Thank you for the replies. I’m modeling the scale house that once stood in the yard in Monroe Virginia. It must have been built using the same plans Ike posted (minus the interlocking).  I have several photos of the scale house (one from the archives) that show two lights mounted on short poles  As I mentioned in my note, I’m trying to understand how these lights that were used.  Ike’s drawing states they are  street car head lights to be mounted on poles”.  Were they used to signal the engineer, or to illuminate the markings on the cars at night, or ???


Daniel Bourque
 

Bruce,

 

Here’s an excerpt that might help—it’s from Hugh and Ed Wolfe’s book “Appalachian Coal Hauler” describing how they used the light on the scale house at Andover Yard on the Interstate RR:

 

“Now, years ago when they weighed cars, they just used hand signals. Trains were short. Probably didn’t have over 10-15 cars to weigh. Fireman and engineer had to keep their head out the cab window all the time for signals. As trains got longer and longer, it got tougher and tougher to see those signals. Conductor had a pretty rough time getting’ the engineer to move. Somebody come up with the idea of puttin’ a light up by the scale house. It was an amber light on top of a long pole. Light just turned on and off. [The conductor on the yard crew] would sit inside the scale house at that bay window and operate that light with a foot switch. When the light came on, that meant for the engineer to give ‘em a start. He’d let his foot off the pedal, the light would go out and the engineer would stop. Now, if the cars got too far down on the scales, two short flashes meant to pull forward and one short flash meant to stop.

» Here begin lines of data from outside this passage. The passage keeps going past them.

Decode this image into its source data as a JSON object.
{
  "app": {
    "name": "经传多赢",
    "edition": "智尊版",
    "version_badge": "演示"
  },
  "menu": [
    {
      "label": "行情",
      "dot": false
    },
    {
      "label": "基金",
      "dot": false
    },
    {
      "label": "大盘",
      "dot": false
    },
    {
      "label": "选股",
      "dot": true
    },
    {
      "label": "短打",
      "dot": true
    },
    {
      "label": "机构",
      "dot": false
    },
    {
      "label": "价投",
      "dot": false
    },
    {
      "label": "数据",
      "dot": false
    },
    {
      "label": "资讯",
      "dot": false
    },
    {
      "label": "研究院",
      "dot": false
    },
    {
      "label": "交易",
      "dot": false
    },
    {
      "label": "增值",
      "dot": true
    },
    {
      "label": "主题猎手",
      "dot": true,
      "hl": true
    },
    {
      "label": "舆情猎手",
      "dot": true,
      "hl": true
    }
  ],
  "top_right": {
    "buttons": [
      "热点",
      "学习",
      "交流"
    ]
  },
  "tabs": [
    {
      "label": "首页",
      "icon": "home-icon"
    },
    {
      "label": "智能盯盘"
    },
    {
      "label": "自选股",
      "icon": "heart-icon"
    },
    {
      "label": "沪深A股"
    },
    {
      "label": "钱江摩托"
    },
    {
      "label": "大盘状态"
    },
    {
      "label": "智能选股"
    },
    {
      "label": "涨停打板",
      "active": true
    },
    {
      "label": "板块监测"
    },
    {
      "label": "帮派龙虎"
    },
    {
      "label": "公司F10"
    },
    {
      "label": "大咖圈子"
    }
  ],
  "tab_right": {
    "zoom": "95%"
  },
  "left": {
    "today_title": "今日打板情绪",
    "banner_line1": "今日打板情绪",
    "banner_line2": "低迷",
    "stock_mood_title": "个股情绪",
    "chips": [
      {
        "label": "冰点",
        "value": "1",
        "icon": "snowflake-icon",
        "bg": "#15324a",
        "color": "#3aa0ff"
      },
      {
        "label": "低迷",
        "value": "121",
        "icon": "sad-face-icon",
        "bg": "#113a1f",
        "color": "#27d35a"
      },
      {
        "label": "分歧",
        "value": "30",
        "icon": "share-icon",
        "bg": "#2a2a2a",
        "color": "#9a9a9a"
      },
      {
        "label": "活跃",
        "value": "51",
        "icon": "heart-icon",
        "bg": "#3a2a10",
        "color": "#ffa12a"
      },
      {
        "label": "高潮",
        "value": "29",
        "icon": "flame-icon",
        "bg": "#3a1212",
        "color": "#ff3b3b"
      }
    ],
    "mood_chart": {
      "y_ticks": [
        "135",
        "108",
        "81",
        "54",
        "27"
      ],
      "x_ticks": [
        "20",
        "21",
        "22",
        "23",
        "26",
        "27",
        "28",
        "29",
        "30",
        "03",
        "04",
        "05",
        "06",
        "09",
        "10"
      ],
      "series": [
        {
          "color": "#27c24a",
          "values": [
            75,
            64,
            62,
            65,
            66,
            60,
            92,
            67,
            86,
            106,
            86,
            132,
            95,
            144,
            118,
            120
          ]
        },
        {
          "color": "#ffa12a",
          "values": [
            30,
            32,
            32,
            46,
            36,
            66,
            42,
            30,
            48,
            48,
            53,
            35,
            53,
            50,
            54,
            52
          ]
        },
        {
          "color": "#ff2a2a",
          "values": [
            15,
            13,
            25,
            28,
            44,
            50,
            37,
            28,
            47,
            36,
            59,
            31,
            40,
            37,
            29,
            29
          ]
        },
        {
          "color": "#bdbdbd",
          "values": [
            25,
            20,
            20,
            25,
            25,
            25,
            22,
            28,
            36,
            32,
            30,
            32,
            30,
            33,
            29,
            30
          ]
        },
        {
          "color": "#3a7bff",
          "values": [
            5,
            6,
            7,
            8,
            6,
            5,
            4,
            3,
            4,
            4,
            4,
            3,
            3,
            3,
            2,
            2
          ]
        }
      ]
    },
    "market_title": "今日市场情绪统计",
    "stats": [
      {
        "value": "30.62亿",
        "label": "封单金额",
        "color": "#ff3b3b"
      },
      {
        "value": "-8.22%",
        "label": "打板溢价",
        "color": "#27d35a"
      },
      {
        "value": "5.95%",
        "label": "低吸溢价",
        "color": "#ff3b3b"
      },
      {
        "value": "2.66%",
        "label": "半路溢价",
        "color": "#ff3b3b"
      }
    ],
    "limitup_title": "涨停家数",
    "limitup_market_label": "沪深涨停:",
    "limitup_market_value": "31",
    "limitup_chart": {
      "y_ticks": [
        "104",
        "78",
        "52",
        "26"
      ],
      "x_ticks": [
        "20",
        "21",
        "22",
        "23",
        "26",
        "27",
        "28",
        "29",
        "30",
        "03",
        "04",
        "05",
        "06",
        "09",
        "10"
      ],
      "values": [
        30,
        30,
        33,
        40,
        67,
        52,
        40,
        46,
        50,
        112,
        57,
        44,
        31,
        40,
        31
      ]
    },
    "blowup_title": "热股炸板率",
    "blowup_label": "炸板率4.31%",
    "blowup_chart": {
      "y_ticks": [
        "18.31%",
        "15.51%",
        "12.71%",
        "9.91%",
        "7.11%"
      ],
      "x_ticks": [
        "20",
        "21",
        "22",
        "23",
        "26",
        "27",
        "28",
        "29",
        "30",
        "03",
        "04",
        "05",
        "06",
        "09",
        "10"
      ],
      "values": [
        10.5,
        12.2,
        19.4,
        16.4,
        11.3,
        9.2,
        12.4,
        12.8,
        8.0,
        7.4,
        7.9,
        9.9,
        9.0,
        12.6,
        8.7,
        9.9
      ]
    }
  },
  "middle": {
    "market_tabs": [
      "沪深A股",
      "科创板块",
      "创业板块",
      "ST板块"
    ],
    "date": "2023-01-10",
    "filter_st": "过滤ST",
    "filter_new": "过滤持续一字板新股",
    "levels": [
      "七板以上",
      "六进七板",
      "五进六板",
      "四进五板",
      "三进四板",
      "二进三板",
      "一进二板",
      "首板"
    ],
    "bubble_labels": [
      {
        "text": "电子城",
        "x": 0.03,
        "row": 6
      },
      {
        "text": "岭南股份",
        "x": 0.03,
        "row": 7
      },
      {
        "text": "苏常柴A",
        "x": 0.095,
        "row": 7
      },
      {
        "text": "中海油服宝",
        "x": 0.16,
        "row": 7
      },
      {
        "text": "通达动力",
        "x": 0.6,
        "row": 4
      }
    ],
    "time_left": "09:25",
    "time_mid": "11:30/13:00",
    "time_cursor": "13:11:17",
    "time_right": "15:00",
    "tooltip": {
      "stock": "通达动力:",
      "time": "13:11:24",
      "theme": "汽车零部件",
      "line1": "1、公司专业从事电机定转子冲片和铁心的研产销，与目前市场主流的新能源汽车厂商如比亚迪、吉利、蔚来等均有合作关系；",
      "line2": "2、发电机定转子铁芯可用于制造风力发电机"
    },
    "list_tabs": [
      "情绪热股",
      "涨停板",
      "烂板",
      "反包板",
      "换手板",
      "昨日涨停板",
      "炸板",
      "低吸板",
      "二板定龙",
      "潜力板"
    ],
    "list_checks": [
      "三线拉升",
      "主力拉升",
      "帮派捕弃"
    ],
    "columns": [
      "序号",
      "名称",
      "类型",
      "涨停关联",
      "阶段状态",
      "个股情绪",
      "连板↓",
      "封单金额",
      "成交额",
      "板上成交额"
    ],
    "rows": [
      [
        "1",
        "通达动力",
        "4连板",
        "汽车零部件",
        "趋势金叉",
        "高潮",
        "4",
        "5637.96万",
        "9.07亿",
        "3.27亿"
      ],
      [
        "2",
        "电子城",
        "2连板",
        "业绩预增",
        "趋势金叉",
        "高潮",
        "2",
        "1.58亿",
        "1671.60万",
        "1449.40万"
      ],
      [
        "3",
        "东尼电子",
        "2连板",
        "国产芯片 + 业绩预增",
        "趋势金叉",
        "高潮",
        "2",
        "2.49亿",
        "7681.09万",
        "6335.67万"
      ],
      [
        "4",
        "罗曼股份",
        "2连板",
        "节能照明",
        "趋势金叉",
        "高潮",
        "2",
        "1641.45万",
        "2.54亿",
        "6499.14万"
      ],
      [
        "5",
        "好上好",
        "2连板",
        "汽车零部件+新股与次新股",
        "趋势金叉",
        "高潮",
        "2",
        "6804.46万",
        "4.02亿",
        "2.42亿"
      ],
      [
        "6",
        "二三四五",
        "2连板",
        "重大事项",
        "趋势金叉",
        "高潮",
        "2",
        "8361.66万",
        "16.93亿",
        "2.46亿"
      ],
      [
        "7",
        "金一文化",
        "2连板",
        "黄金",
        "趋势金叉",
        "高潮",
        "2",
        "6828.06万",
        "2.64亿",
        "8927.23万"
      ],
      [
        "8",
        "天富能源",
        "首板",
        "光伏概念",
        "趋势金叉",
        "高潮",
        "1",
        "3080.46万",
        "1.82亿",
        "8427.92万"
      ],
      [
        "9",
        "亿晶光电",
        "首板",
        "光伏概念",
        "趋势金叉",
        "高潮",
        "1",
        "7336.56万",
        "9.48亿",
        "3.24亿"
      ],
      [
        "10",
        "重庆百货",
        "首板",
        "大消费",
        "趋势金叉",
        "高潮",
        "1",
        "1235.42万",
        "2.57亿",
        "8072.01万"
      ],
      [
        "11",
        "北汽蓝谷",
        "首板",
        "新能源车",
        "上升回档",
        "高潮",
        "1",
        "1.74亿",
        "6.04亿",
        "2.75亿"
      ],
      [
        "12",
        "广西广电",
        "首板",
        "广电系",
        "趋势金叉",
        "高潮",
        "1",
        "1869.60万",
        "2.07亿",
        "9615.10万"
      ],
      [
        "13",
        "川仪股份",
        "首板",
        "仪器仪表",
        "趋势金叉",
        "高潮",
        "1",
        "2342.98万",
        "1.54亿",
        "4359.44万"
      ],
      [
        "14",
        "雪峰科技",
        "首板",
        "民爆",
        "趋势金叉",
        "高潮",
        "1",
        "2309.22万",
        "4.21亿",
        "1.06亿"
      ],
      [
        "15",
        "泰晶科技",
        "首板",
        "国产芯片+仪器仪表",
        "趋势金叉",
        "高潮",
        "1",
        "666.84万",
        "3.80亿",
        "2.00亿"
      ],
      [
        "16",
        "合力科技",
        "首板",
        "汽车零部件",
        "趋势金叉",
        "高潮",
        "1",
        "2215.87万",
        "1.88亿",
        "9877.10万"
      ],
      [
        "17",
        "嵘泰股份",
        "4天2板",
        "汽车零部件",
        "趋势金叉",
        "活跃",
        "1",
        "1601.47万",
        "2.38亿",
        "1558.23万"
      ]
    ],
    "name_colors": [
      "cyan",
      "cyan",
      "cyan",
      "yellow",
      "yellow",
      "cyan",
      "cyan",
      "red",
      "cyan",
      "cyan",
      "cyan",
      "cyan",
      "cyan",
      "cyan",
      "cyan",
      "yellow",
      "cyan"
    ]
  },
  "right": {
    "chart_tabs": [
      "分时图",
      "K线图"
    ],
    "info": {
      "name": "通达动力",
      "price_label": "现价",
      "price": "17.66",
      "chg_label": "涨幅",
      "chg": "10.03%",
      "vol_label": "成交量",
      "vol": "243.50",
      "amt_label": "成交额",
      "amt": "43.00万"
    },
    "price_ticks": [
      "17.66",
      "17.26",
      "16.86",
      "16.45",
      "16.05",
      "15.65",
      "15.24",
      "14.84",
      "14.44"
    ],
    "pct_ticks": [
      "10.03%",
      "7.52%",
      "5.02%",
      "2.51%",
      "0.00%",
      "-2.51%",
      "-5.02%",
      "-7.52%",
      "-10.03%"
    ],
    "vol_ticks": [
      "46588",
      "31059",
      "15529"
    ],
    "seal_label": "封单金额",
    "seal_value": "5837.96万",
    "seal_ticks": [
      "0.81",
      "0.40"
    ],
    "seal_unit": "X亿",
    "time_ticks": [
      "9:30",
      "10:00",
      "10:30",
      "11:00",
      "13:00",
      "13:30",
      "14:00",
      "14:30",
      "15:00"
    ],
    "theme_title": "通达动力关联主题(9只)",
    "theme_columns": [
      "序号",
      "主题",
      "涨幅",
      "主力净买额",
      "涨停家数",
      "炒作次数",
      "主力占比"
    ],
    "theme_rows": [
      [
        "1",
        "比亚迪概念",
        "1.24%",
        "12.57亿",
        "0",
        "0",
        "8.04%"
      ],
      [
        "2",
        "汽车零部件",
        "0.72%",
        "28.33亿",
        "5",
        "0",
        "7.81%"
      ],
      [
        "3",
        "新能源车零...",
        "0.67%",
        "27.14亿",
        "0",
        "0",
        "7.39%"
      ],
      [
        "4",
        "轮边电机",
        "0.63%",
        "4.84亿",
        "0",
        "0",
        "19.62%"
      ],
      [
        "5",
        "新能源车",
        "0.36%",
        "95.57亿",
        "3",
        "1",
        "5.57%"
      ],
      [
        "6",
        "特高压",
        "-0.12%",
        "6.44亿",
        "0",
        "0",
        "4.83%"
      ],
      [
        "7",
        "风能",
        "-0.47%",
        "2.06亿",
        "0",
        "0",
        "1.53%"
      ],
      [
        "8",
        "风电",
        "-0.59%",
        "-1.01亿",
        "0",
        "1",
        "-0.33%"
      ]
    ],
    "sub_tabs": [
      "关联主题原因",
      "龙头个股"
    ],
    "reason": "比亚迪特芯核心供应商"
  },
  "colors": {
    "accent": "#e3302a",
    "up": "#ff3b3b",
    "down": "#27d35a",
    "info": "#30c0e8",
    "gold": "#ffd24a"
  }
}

The engine could be way up there on the main line at the upper end of Andover and the engineer could still see that light.”

 

I’m sure the two-light setup you describe worked a little differently than the single-light setup described here, but it’s probably pretty similar in its use.

 

While it’s all about coal, "Appalachian Coal Hauler” is an outstanding resource for not just those interested in the Interstate RR both pre- and post-Southern but for anyone wanting to understand from a first-hand perspective how train crews in the coal fields approached switching and overcame operational challenges. Absolutely fascinating!

 

Dan Bourque

 

Sent from Mail for Windows 10

 

From: bruce_l_harrison
Sent: Monday, January 25, 2021 5:37 PM
To: main@SouthernRailway.groups.io
Subject: Re: [SouthernRailway] Topic on Scales and Scale Tracks is locked, and I'd like to ask a question

 

Thank you for the replies. I’m modeling the scale house that once stood in the yard in Monroe Virginia. It must have been built using the same plans Ike posted (minus the interlocking).  I have several photos of the scale house (one from the archives) that show two lights mounted on short poles  As I mentioned in my note, I’m trying to understand how these lights that were used.  Ike’s drawing states they are  “street car head lights to be mounted on poles”.  Were they used to signal the engineer, or to illuminate the markings on the cars at night, or ???